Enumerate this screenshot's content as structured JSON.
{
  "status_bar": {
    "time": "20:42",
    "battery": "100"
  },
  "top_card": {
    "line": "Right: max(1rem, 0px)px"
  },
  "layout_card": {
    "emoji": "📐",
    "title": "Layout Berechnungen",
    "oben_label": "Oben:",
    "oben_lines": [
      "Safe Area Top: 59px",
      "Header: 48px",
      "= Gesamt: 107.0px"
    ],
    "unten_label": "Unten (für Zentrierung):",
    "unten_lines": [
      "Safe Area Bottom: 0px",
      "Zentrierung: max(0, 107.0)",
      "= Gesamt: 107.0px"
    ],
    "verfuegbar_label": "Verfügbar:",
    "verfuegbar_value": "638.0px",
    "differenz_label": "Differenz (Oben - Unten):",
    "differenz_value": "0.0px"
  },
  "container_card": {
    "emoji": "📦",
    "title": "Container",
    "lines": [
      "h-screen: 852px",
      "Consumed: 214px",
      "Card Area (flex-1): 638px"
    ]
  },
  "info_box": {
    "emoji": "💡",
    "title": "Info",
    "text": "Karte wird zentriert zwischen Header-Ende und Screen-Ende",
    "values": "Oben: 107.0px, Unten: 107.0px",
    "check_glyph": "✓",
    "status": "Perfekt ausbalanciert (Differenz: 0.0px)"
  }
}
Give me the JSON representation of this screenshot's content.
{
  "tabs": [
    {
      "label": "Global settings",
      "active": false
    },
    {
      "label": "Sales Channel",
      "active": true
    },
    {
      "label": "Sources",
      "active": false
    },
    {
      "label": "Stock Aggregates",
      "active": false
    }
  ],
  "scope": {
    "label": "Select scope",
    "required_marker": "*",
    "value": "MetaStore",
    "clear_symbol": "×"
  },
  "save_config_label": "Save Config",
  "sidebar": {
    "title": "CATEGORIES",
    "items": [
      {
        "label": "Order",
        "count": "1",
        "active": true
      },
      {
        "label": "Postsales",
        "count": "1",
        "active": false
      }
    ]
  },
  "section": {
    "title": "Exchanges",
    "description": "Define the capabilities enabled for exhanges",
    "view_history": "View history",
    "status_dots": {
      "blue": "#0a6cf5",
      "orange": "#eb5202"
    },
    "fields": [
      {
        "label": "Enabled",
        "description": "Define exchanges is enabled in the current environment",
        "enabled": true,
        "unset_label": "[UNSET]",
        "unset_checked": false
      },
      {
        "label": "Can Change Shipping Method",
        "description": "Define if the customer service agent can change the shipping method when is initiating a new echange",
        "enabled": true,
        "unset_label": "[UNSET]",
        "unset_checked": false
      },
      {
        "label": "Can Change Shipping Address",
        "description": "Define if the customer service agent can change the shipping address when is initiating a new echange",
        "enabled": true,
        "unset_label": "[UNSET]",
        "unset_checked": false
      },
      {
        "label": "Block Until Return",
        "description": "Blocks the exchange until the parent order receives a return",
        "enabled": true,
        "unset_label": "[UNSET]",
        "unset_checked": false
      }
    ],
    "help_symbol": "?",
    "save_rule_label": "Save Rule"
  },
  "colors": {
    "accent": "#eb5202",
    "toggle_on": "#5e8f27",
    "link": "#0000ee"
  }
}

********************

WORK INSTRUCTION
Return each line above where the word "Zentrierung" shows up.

SOLUTION
    "unten_label": "Unten (für Zentrierung):",
      "Zentrierung: max(0, 107.0)",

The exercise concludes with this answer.